Segment Start: Data provided

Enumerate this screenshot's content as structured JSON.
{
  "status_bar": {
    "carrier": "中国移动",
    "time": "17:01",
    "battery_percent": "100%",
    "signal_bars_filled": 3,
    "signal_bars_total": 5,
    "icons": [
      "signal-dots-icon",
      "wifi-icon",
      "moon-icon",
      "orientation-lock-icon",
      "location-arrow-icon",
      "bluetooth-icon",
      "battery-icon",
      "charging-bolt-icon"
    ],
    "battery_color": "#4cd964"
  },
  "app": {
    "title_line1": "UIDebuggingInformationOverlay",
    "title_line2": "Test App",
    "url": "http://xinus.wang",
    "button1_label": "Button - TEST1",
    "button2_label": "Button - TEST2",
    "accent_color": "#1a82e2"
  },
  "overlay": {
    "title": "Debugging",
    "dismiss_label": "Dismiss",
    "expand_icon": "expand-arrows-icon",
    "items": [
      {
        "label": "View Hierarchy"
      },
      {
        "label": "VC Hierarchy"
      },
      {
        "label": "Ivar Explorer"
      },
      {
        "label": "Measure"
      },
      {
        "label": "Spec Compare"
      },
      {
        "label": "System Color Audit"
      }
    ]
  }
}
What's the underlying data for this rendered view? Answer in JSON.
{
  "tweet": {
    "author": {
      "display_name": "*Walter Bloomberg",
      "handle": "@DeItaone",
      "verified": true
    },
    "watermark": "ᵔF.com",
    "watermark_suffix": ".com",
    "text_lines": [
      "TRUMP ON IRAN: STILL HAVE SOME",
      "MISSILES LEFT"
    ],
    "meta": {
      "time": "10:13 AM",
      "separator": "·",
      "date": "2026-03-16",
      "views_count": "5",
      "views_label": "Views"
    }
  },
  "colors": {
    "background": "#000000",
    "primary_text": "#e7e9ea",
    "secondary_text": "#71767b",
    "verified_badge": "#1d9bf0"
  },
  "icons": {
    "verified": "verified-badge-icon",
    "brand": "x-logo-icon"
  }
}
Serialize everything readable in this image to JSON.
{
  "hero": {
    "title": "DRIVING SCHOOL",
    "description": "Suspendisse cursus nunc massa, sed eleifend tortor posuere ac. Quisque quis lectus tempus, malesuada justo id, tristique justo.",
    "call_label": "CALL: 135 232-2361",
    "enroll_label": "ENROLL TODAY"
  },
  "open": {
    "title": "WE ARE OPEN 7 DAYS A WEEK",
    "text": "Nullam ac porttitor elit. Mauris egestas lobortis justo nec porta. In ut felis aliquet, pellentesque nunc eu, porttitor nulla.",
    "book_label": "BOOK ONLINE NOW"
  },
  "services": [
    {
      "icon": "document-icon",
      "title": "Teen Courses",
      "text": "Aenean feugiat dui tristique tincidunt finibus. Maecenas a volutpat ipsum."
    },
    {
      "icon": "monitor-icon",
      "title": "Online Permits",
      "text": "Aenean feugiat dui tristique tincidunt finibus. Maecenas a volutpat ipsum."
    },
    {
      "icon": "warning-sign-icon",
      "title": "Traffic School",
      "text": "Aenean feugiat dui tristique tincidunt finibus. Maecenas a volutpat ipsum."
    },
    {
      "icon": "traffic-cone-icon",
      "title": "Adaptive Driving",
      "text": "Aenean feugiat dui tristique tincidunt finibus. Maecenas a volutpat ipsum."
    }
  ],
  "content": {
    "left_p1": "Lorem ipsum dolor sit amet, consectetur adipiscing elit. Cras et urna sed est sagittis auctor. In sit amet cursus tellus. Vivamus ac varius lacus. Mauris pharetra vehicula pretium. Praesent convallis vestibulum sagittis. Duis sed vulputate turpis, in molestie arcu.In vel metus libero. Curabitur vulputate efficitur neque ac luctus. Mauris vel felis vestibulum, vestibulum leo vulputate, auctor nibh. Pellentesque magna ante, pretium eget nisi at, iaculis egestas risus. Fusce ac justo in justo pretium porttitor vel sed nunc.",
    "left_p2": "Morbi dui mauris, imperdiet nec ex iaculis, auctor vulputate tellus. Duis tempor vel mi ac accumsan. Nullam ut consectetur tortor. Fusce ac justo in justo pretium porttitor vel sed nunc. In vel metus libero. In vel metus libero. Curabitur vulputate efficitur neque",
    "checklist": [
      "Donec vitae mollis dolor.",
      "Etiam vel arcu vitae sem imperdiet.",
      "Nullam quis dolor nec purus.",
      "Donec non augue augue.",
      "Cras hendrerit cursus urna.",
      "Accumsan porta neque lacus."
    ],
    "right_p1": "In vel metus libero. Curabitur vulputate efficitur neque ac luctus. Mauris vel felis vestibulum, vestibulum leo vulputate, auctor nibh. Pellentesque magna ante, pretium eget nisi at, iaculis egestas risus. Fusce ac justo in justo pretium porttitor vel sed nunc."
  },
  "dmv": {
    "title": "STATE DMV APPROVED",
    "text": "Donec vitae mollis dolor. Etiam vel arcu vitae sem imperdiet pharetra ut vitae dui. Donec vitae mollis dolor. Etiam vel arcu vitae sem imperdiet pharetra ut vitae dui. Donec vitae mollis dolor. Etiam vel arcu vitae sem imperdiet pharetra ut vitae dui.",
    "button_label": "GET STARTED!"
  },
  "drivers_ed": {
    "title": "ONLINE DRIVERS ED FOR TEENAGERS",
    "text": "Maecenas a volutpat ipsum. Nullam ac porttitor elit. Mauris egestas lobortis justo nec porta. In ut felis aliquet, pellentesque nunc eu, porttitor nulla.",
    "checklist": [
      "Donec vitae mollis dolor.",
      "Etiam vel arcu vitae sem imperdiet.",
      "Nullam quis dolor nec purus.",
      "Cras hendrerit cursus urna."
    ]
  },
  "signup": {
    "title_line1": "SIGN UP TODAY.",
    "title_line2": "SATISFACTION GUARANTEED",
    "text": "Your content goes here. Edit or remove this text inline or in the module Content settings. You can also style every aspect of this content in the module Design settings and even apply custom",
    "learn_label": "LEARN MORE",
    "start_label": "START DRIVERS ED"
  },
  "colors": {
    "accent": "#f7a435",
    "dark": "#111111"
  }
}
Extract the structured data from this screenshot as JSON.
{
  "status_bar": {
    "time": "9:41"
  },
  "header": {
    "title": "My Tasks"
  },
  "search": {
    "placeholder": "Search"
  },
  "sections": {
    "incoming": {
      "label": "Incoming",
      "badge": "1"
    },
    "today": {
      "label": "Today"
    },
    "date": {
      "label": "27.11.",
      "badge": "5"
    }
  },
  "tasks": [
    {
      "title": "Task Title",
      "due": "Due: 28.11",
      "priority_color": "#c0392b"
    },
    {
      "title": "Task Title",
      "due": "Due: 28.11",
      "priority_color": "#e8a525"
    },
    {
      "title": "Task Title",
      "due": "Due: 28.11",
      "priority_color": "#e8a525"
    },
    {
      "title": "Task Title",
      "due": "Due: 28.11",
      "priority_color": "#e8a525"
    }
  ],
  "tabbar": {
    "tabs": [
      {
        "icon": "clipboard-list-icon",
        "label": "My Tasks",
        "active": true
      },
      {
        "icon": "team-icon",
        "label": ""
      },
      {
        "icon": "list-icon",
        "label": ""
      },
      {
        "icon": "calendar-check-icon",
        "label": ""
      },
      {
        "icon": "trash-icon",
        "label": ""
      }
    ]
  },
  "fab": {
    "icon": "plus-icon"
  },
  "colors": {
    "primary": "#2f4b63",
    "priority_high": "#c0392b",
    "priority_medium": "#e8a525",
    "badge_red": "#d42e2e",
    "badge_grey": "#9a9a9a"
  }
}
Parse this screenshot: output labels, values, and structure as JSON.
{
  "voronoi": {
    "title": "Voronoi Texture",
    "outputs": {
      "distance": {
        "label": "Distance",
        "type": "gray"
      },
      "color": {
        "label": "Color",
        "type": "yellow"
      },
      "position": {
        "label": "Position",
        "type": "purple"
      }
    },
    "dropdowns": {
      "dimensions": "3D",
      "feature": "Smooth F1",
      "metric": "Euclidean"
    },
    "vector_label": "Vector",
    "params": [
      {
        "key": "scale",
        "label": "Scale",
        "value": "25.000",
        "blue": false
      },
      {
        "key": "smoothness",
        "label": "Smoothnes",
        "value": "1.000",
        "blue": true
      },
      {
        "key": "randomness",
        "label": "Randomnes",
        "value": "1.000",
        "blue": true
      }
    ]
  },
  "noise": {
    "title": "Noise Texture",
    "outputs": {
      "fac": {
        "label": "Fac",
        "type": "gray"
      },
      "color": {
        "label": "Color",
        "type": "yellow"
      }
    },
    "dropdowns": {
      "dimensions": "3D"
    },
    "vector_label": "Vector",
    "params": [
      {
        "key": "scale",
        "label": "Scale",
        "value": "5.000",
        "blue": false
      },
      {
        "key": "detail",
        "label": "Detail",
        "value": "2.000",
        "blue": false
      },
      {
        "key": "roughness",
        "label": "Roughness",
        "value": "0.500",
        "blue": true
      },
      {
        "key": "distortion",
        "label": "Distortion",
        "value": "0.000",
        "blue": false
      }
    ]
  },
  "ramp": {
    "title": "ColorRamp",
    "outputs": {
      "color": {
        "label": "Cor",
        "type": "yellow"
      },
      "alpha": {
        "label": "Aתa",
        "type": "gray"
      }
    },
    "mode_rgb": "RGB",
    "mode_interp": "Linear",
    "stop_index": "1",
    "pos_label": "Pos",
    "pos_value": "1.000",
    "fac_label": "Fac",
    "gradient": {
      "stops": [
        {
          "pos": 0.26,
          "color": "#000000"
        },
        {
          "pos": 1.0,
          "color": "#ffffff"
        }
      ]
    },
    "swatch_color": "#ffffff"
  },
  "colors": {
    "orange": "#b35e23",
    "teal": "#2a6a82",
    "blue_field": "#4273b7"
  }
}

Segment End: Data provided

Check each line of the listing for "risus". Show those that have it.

— Answer for the task —
    "left_p1": "Lorem ipsum dolor sit amet, consectetur adipiscing elit. Cras et urna sed est sagittis auctor. In sit amet cursus tellus. Vivamus ac varius lacus. Mauris pharetra vehicula pretium. Praesent convallis vestibulum sagittis. Duis sed vulputate turpis, in molestie arcu.In vel metus libero. Curabitur vulputate efficitur neque ac luctus. Mauris vel felis vestibulum, vestibulum leo vulputate, auctor nibh. Pellentesque magna ante, pretium eget nisi at, iaculis egestas risus. Fusce ac justo in justo pretium porttitor vel sed nunc.",
    "right_p1": "In vel metus libero. Curabitur vulputate efficitur neque ac luctus. Mauris vel felis vestibulum, vestibulum leo vulputate, auctor nibh. Pellentesque magna ante, pretium eget nisi at, iaculis egestas risus. Fusce ac justo in justo pretium porttitor vel sed nunc."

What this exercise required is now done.